    Each student is supposed to write an essay analyzing the exposition of the exhibition/museum from the recommended list. The essay is to be submitted via LMS no later than 2 weeks before the final class.
  • non-blocking Final Exam
    The final exam is organized during the session period and is conducted in a test form, including open questions. The test is done in the class and should be completed for 1 hour 20 minutes.
Interim Assessment

Interim Assessment

  • Interim assessment (3 module)
    0.3 * Essay + 0.3 * Final Exam + 0.2 * In-class Participation + 0.2 * Team Work
Bibliography

Bibliography

Recommended Core Bibliography

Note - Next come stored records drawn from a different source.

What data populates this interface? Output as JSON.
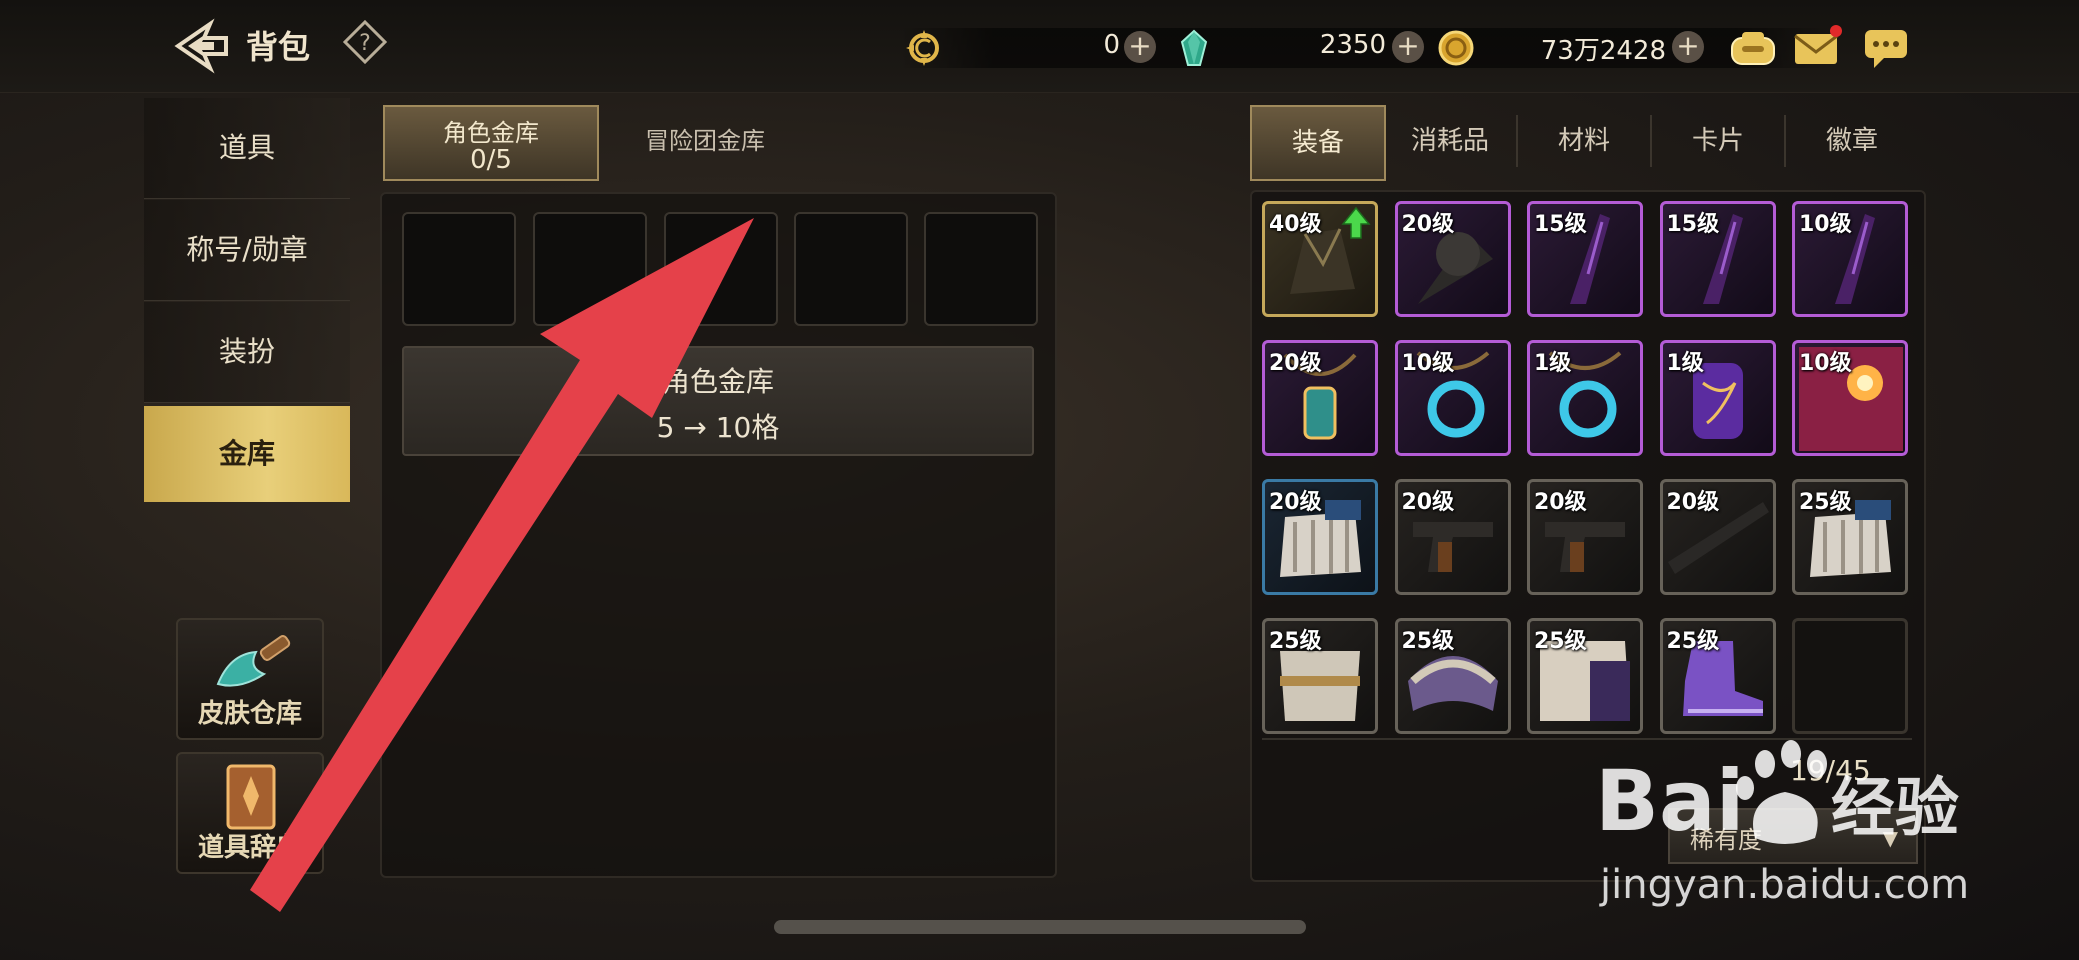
{
  "header": {
    "title": "背包",
    "currencies": [
      {
        "icon": "rune-coin-icon",
        "value": "0"
      },
      {
        "icon": "crystal-icon",
        "value": "2350"
      },
      {
        "icon": "gold-coin-icon",
        "value": "73万2428"
      }
    ]
  },
  "left_nav": {
    "items": [
      {
        "label": "道具",
        "active": false
      },
      {
        "label": "称号/勋章",
        "active": false
      },
      {
        "label": "装扮",
        "active": false
      },
      {
        "label": "金库",
        "active": true
      }
    ],
    "side_buttons": [
      {
        "label": "皮肤仓库",
        "icon": "brush-icon"
      },
      {
        "label": "道具辞典",
        "icon": "book-icon"
      }
    ]
  },
  "vault": {
    "tabs": [
      {
        "label": "角色金库",
        "count": "0/5",
        "active": true
      },
      {
        "label": "冒险团金库",
        "active": false
      }
    ],
    "slots": 5,
    "unlock_title": "角色金库",
    "unlock_sub": "5 → 10格"
  },
  "inventory": {
    "tabs": [
      {
        "label": "装备",
        "active": true
      },
      {
        "label": "消耗品",
        "active": false
      },
      {
        "label": "材料",
        "active": false
      },
      {
        "label": "卡片",
        "active": false
      },
      {
        "label": "徽章",
        "active": false
      }
    ],
    "items": [
      {
        "level": "40级",
        "quality": "gold",
        "icon": "dark-armor-icon",
        "upgrade": true
      },
      {
        "level": "20级",
        "quality": "purple",
        "icon": "axe-icon"
      },
      {
        "level": "15级",
        "quality": "purple",
        "icon": "blade-icon"
      },
      {
        "level": "15级",
        "quality": "purple",
        "icon": "blade-icon"
      },
      {
        "level": "10级",
        "quality": "purple",
        "icon": "blade-icon"
      },
      {
        "level": "20级",
        "quality": "purple",
        "icon": "amulet-icon"
      },
      {
        "level": "10级",
        "quality": "purple",
        "icon": "ring-necklace-icon"
      },
      {
        "level": "1级",
        "quality": "purple",
        "icon": "ring-necklace-icon"
      },
      {
        "level": "1级",
        "quality": "purple",
        "icon": "bracer-icon"
      },
      {
        "level": "10级",
        "quality": "purple",
        "icon": "orb-icon"
      },
      {
        "level": "20级",
        "quality": "blue",
        "icon": "gauntlet-icon"
      },
      {
        "level": "20级",
        "quality": "grey",
        "icon": "pistol-icon"
      },
      {
        "level": "20级",
        "quality": "grey",
        "icon": "pistol-icon"
      },
      {
        "level": "20级",
        "quality": "grey",
        "icon": "rifle-icon"
      },
      {
        "level": "25级",
        "quality": "grey",
        "icon": "gauntlet-icon"
      },
      {
        "level": "25级",
        "quality": "grey",
        "icon": "chest-armor-icon"
      },
      {
        "level": "25级",
        "quality": "grey",
        "icon": "shoulder-armor-icon"
      },
      {
        "level": "25级",
        "quality": "grey",
        "icon": "leg-armor-icon"
      },
      {
        "level": "25级",
        "quality": "grey",
        "icon": "boots-icon"
      },
      {
        "level": "",
        "quality": "empty",
        "icon": ""
      }
    ],
    "count": "19/45",
    "sort_label": "稀有度",
    "sort_arrow": "▼"
  },
  "watermark": {
    "brand": "Bai 经验",
    "url": "jingyan.baidu.com"
  },
  "colors": {
    "accent_gold": "#d9b85a",
    "arrow": "#e5414a",
    "purple": "#b45cd6",
    "blue": "#3a7aa5"
  }
}
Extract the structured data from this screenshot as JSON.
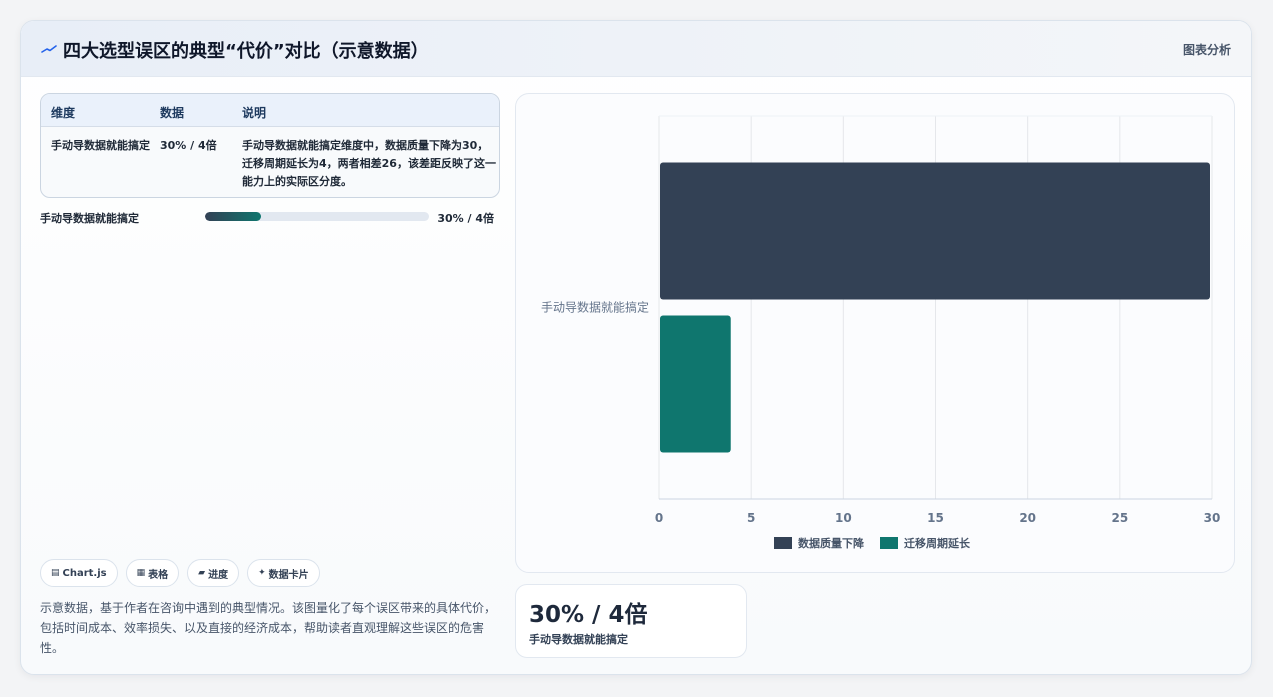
{
  "header": {
    "title": "四大选型误区的典型“代价”对比（示意数据）",
    "tag": "图表分析",
    "icon": "trend-line-icon"
  },
  "table": {
    "headers": [
      "维度",
      "数据",
      "说明"
    ],
    "rows": [
      {
        "dimension": "手动导数据就能搞定",
        "data": "30% / 4倍",
        "note": "手动导数据就能搞定维度中，数据质量下降为30，迁移周期延长为4，两者相差26，该差距反映了这一能力上的实际区分度。"
      }
    ]
  },
  "progress": {
    "label": "手动导数据就能搞定",
    "value_text": "30% / 4倍",
    "fraction": 0.25
  },
  "chips": [
    {
      "icon": "▤",
      "label": "Chart.js"
    },
    {
      "icon": "▦",
      "label": "表格"
    },
    {
      "icon": "▰",
      "label": "进度"
    },
    {
      "icon": "✦",
      "label": "数据卡片"
    }
  ],
  "description": "示意数据，基于作者在咨询中遇到的典型情况。该图量化了每个误区带来的具体代价，包括时间成本、效率损失、以及直接的经济成本，帮助读者直观理解这些误区的危害性。",
  "stat": {
    "value": "30% / 4倍",
    "label": "手动导数据就能搞定"
  },
  "colors": {
    "series1": "#334155",
    "series2": "#0f766e",
    "accent": "#1e3a5f"
  },
  "chart_data": {
    "type": "bar",
    "orientation": "horizontal",
    "categories": [
      "手动导数据就能搞定"
    ],
    "series": [
      {
        "name": "数据质量下降",
        "values": [
          30
        ]
      },
      {
        "name": "迁移周期延长",
        "values": [
          4
        ]
      }
    ],
    "xlim": [
      0,
      30
    ],
    "xticks": [
      0,
      5,
      10,
      15,
      20,
      25,
      30
    ],
    "grid": true,
    "legend": "bottom"
  }
}
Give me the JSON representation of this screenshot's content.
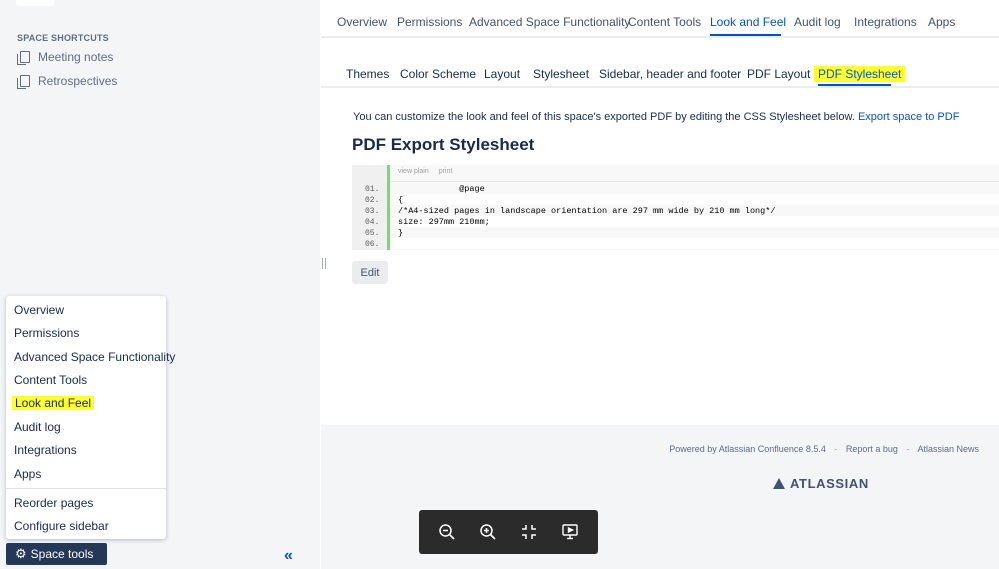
{
  "sidebar": {
    "shortcuts_title": "SPACE SHORTCUTS",
    "shortcuts": [
      {
        "label": "Meeting notes"
      },
      {
        "label": "Retrospectives"
      }
    ],
    "menu": [
      {
        "label": "Overview"
      },
      {
        "label": "Permissions"
      },
      {
        "label": "Advanced Space Functionality"
      },
      {
        "label": "Content Tools"
      },
      {
        "label": "Look and Feel"
      },
      {
        "label": "Audit log"
      },
      {
        "label": "Integrations"
      },
      {
        "label": "Apps"
      },
      {
        "label": "Reorder pages"
      },
      {
        "label": "Configure sidebar"
      }
    ],
    "space_tools_label": "Space tools",
    "collapse_glyph": "«"
  },
  "top_tabs": [
    {
      "label": "Overview"
    },
    {
      "label": "Permissions"
    },
    {
      "label": "Advanced Space Functionality"
    },
    {
      "label": "Content Tools"
    },
    {
      "label": "Look and Feel"
    },
    {
      "label": "Audit log"
    },
    {
      "label": "Integrations"
    },
    {
      "label": "Apps"
    }
  ],
  "sub_tabs": [
    {
      "label": "Themes"
    },
    {
      "label": "Color Scheme"
    },
    {
      "label": "Layout"
    },
    {
      "label": "Stylesheet"
    },
    {
      "label": "Sidebar, header and footer"
    },
    {
      "label": "PDF Layout"
    },
    {
      "label": "PDF Stylesheet"
    }
  ],
  "content": {
    "intro_text": "You can customize the look and feel of this space's exported PDF by editing the CSS Stylesheet below.",
    "intro_link": "Export space to PDF",
    "heading": "PDF Export Stylesheet",
    "code_toolbar": {
      "view_plain": "view plain",
      "print": "print"
    },
    "code_lines": [
      {
        "num": "01.",
        "text": "            @page"
      },
      {
        "num": "02.",
        "text": "{"
      },
      {
        "num": "03.",
        "text": "/*A4-sized pages in landscape orientation are 297 mm wide by 210 mm long*/"
      },
      {
        "num": "04.",
        "text": "size: 297mm 210mm;"
      },
      {
        "num": "05.",
        "text": "}"
      },
      {
        "num": "06.",
        "text": ""
      }
    ],
    "edit_label": "Edit"
  },
  "footer": {
    "powered_by": "Powered by Atlassian Confluence 8.5.4",
    "report_bug": "Report a bug",
    "news": "Atlassian News",
    "separator": "·",
    "logo_text": "ATLASSIAN"
  },
  "viewer_toolbar": {
    "icons": [
      "zoom-out-icon",
      "zoom-in-icon",
      "fit-screen-icon",
      "present-icon"
    ]
  },
  "colors": {
    "highlight": "#ffff2e",
    "link": "#0052cc",
    "sidebar_bg": "#f4f5f7",
    "space_tools_bg": "#253858",
    "code_bar": "#6ce26c"
  }
}
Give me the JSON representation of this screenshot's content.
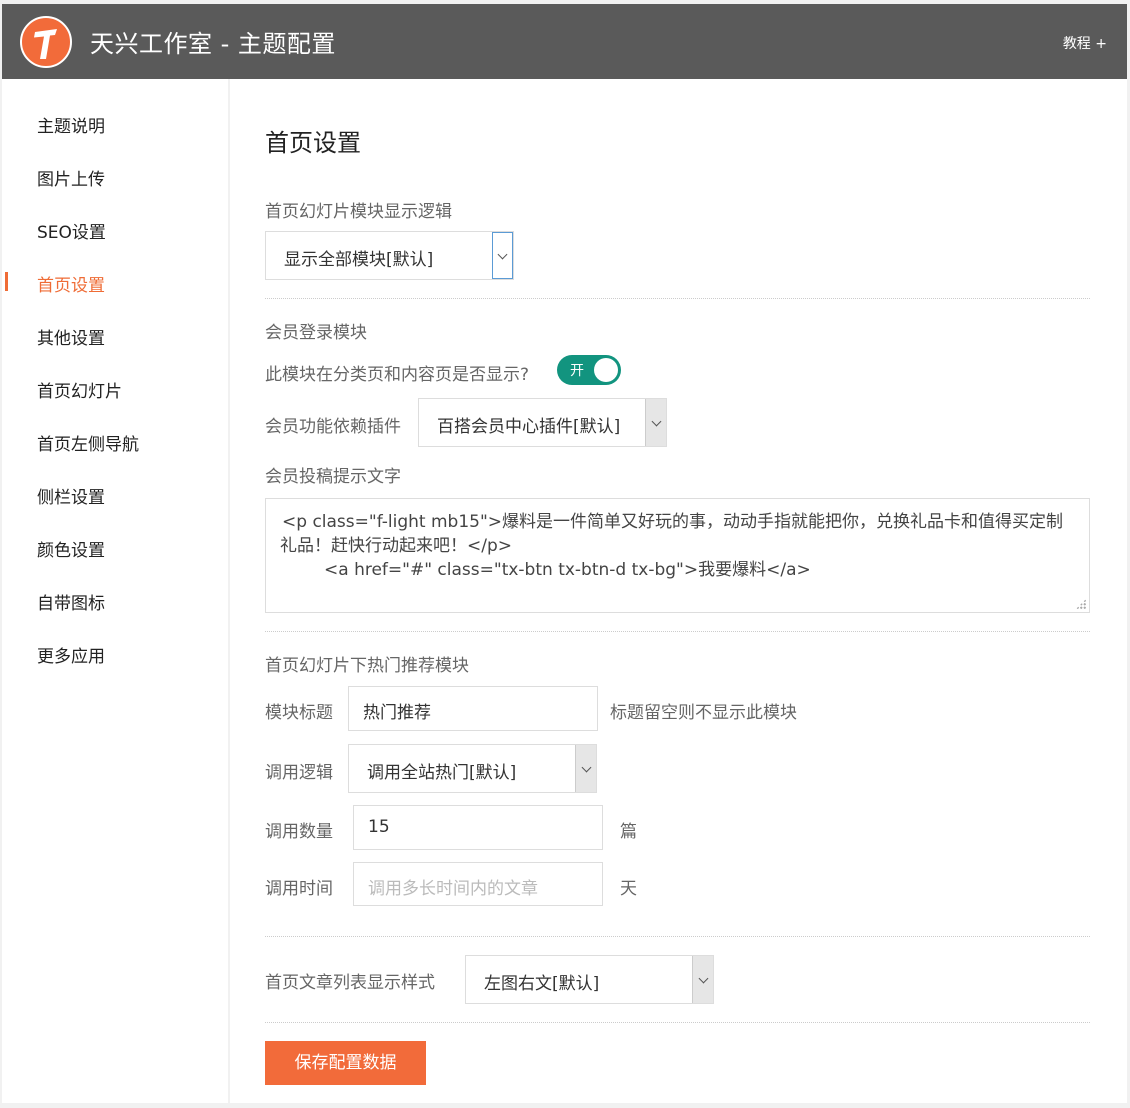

  • Assmann, J. (2013). Communicative and cultural memory. Germany, Europe. https://doi.org/10.11588/propylaeumdok.00003860
  • Bourdieu, P. (1985). The Social Space and the Genesis of Groups. Theory & Society, 14(6), 723–744. https://doi.org/10.1007/BF00174048
  • Castells, M. (2010). The Power of Identity (Vol. 2nd ed., with a new preface). Malden, MA: Wiley-Blackwell. Retrieved from http://search.ebscohost.com/login.aspx?direct=true&site=eds-live&db=edsebk&AN=304250
  • Davies, J. C. (1965). The Symbolic Uses of Politics. By Murray Edelman. (Urbana: University of Illinois Press, 1964. Pp. 201. $5.00.). American Political Science Review, (03), 695. Retrieved from http://search.ebscohost.com/login.aspx?direct=true&site=eds-live&db=edsrep&AN=edsrep.a.cup.apsrev.v59y1965i03p695.696.08
  • Marc Howard Ross. (2012). Culture and Belonging in Divided Societies : Contestation and Symbolic Landscapes. Philadelphia: University of Pennsylvania Press. Retrieved from http://search.ebscohost.com/login.aspx?direct=true&site=eds-live&db=edsebk&AN=1648011
  • Olick, J. K. (1999). Collective Memory: The Two Cultures. Sociological Theory, 17(3), 333. https://doi.org/10.1111/0735-2751.00083
  • Orleans, P. (1965). THE SYMBOLIC USES OF POLITICS. By Murray Edelman. Urbana: University of Illinois Press, 1964. 201 pp. $5.00. Retrieved from http://search.ebscohost.com/login.aspx?direct=true&site=eds-live&db=edsbas&AN=edsbas.CF104C0A
  • Pierre Bourdieu. (1990). Social space and symbolic power. Retrieved from http://search.ebscohost.com/login.aspx?direct=true&site=eds-live&db=edsbas&AN=edsbas.6DE8691
  • Triandafyllidou, A., & Wodak, R. (2003). Conceptual and methodological questions in the study of collective identities. Journal of Language & Politics, 2(2), 205–223. https://doi.org/10.1075/jlp.2.2.02tri

Recommended Additional Bibliography

  • Bell, D. S. (2003). Mythscapes: memory, mythology, and national identity. British Journal of Sociology, 54(1), 63–81. https://doi.org/10.1080/0007131032000045905
  • Bernstein, M. (2005). Identity Politics. Annual Review of Sociology, 31, 47–74. https://doi.org/10.1146/annurev.soc.29.010202.100054
  • Grady, T. (2009). ’They died for Germany’ : Jewish soldiers, the German army and conservative debates about the Nazi past in the 1960s. European History Quarterly, 39(1), 27–46. https://doi.org/10.1177/0265691408097365
  • Kaufman, S. J. (2006). Symbolic Politics or Rational Choice? International Security, 30(4), 45–86. https://doi.org/10.1162/isec.2006.30.4.45
  • Mälksoo, M. (2014). Criminalizing Communism: Transnational Mnemopolitics in Europe. Retrieved from http://search.ebscohost.com/login.aspx?direct=true&site=eds-live&db=edsbas&AN=edsbas.8A081057
  • Semenenko, I. (2015). Ethnicities, Nationalism and the Politics of Identity: Shaping the Nation in Russia. Europe-Asia Studies, 67(2), 306–326. https://doi.org/10.1080/09668136.2014.1002681
  • Shevel, O. (2011). Russian Nation-building from Yel’tsin to Medvedev: Ethnic, Civic or Purposefully Ambiguous? Europe-Asia Studies, 63(2), 179–202. https://doi.org/10.1080/09668136.2011.547693
  • VALK, J. (2015). The “Kimono Wednesday” Protests Identity Politics and How the Kimono Became More Than Japanese. Asian Ethnology, 74(2), 379–399. https://doi.org/10.18874/ae.74.2.07